▶ ASSIGNED TASK: Return each record word for word and omit the pictures.
_ _ _ _ _ _ _
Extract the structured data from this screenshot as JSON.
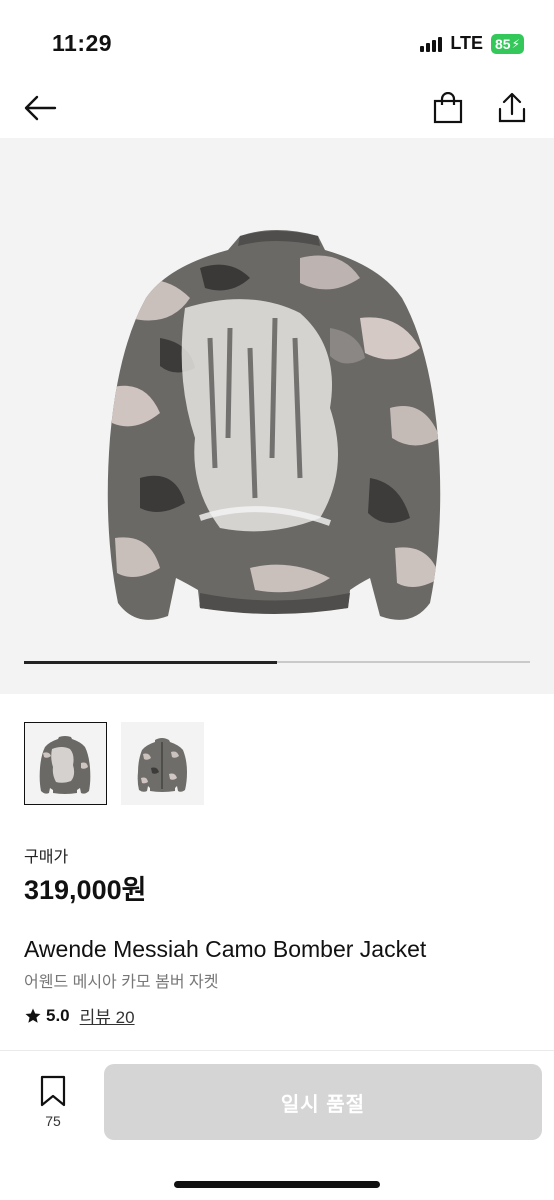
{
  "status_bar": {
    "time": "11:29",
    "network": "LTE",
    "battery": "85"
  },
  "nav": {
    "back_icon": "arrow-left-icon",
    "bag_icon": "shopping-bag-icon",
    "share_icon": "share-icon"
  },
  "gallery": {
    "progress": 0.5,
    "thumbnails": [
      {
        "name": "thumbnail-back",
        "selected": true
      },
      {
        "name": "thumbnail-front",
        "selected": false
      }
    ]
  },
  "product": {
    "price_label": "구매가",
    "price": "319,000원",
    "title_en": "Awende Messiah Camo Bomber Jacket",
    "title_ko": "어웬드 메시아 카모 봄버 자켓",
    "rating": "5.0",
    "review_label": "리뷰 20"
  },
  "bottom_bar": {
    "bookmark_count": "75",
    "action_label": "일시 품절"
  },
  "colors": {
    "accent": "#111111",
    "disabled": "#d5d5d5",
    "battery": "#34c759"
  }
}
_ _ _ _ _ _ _
▶ SOLUTION:
Extract the structured data from this screenshot as JSON.
{
  "status_bar": {
    "time": "11:29",
    "network": "LTE",
    "battery": "85"
  },
  "nav": {
    "back_icon": "arrow-left-icon",
    "bag_icon": "shopping-bag-icon",
    "share_icon": "share-icon"
  },
  "gallery": {
    "progress": 0.5,
    "thumbnails": [
      {
        "name": "thumbnail-back",
        "selected": true
      },
      {
        "name": "thumbnail-front",
        "selected": false
      }
    ]
  },
  "product": {
    "price_label": "구매가",
    "price": "319,000원",
    "title_en": "Awende Messiah Camo Bomber Jacket",
    "title_ko": "어웬드 메시아 카모 봄버 자켓",
    "rating": "5.0",
    "review_label": "리뷰 20"
  },
  "bottom_bar": {
    "bookmark_count": "75",
    "action_label": "일시 품절"
  },
  "colors": {
    "accent": "#111111",
    "disabled": "#d5d5d5",
    "battery": "#34c759"
  }
}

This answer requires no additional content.